I think I loved it because it smelt of anarchy.  But eventually I forgot about it.  Last night the words suddenly popped into my head  after almost a decade of forgetting them.  Today I googled the three lines to learn the name of the poet.  I don’t have a good memory, but I can usually remember the authors of quotes I like.   And it’s weird that I don’t know it, because  I can count on one hand the number of poems (however short, like this one) I know by memory.  If I had to guess, I thought it could have been Virgil or someone like that.

These days I'm fascinated by Muslim societies, and I've spent about two years living in or visiting Bangladesh (pictured), Iran, Pakistan, the Palestinian Territories, Turkey and the Indian state ofIndia.

I was  so surprised to discover that my favourite childhood (and adulthood, for that matter)  poem is actually part of the ‘grand chorus’ of a Christian hymn written in 1687.  So I decided to write a blog about it, which is a big step up from a link  posted on Facebook.  Or maybe I just don’t want to forget it again.   Anyway, a highly influential Englishman called John Dryden composed it for the festival of St. Cecilia, the patron saint of music.  In his portrait, he is nearly-smiling and has waist-length, light brown hair (or perhaps a wig), as was the custom way back then.   He died in 1700.

The Literature Review Network writes of Dryden’s “A Song for St. Cecilia’s Day 1687”, “To be appreciated, it must be read aloud.”

This is the full chorus – SING IT LOUD!!



    As from the power of sacred lays                      55
      The spheres began to move,
    And sung the great Creator's praise
      To all the blest above:
    So, when the last and dreadful hour[11]
    This crumbling pageant shall devour,                  60
    The trumpet shall be heard on high,
    The dead shall live, the living die,
    And Music shall untune the sky.
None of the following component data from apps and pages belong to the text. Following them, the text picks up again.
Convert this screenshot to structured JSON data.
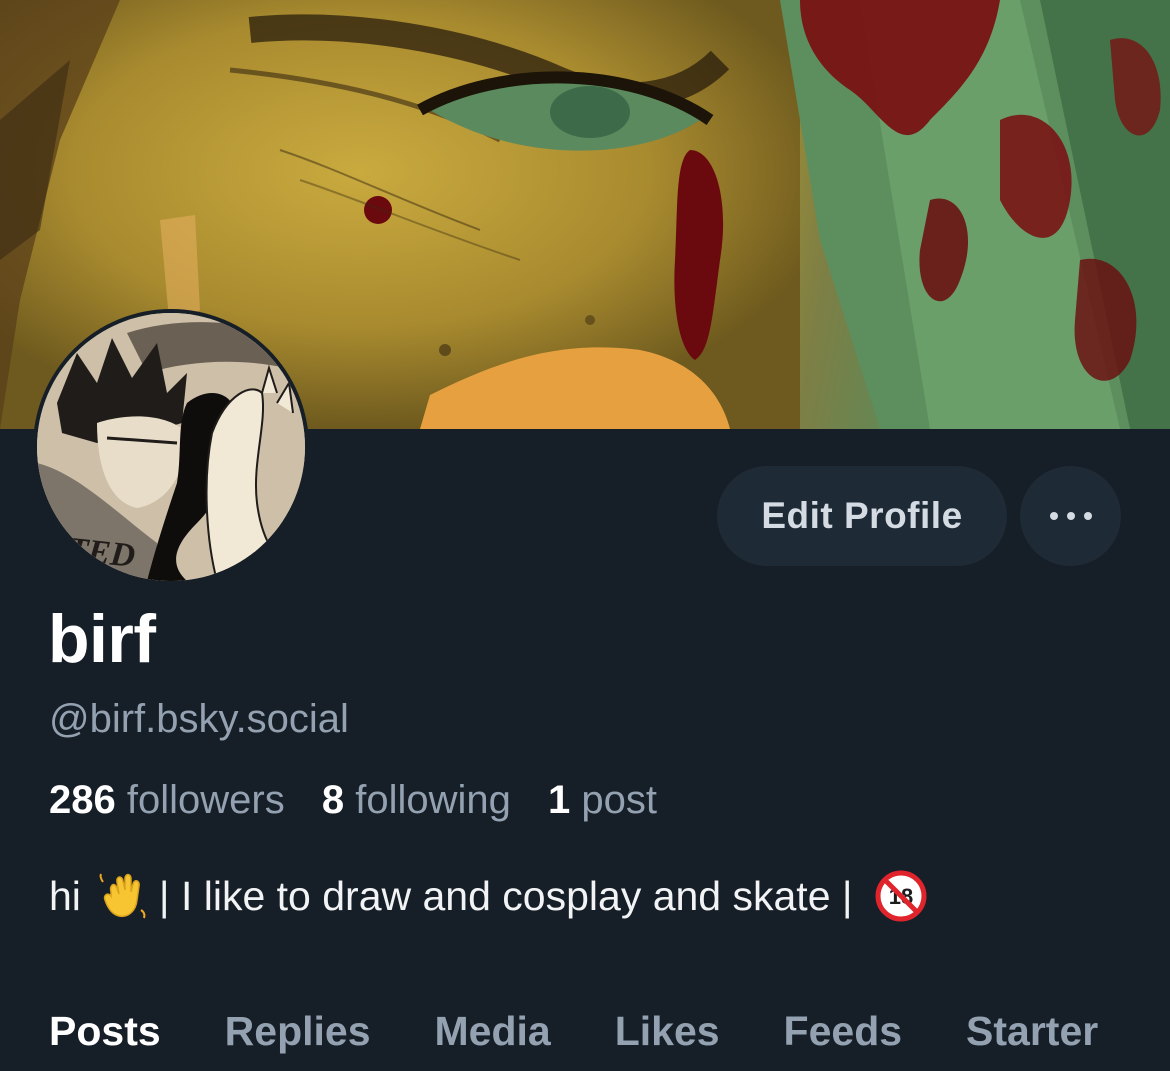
{
  "profile": {
    "display_name": "birf",
    "handle": "@birf.bsky.social",
    "bio_start": "hi",
    "bio_middle": "| I like to draw and cosplay and skate |",
    "bio_emojis": [
      "waving-hand-emoji",
      "no-one-under-eighteen-emoji"
    ]
  },
  "stats": {
    "followers_count": "286",
    "followers_label": "followers",
    "following_count": "8",
    "following_label": "following",
    "posts_count": "1",
    "posts_label": "post"
  },
  "actions": {
    "edit_profile_label": "Edit Profile",
    "more_icon": "ellipsis-icon"
  },
  "tabs": [
    {
      "label": "Posts",
      "active": true
    },
    {
      "label": "Replies",
      "active": false
    },
    {
      "label": "Media",
      "active": false
    },
    {
      "label": "Likes",
      "active": false
    },
    {
      "label": "Feeds",
      "active": false
    },
    {
      "label": "Starter",
      "active": false
    }
  ],
  "avatar": {
    "lettering": "TED"
  },
  "colors": {
    "background": "#161e27",
    "button_bg": "#1e2a36",
    "muted_text": "#93a1b0",
    "primary_text": "#ffffff",
    "blood_red": "#7a0c10"
  }
}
I suspect that I may have come across the verse during Christian religious studies in primary school or early high school.  I'm not sure how else I would have found it.  I hope it wasn't a funeral...  But it's funny to think how after all these years, I thought I was humming about freedom and disorder, whereas I was supposed to be thinking about God.  Or rather, Hell, if I am interpreting it correctly.  I'm amused because I'm an atheist and have been for a long time - and whenever I first found the hymn, I sliced out the references to God.  After a relatively brief stint as an overly enthusiastic 10-year-old Christian (I started a war against swearing that started and ended with my big sister), I decided that it wasn't for me.  I was actually put off by my religious studies teacher, who used to always come to class with a picnic basket for some reason (though it wasn't the picnic basket that put me off, but rather the way she answered a single question).

A smartass put up his hand and said, “What about the Buddhists – they don’t believe this stuff, do they?”

The teacher said, “The Buddhists are wrong.”

Buddhist monks in Thailand, July 2010

True story – this was the early 1990s, and maybe that wouldn’t happen in Australian state education today.  Anyway after that I flirted with Buddhism (possibly just to rebel against my teacher), but converted to Science and Reason after a guy who I can’t remember told me that Buddhism actually encourages a self-focused state of being (the author does not necessarily agree with the views expressed on this page).

That’s all I wanted to say about that.  If you’re still interested, this is the second poem that was plastered to the wall of my bedroom:

There is pleasure in the pathless woods,
There is rapture in the lonely shore,
There is society where none intrudes,
I love not man less;
But nature more.

– George Gordon, Lord Byron (I still remember writing it out, thinking what an incredible name he had…)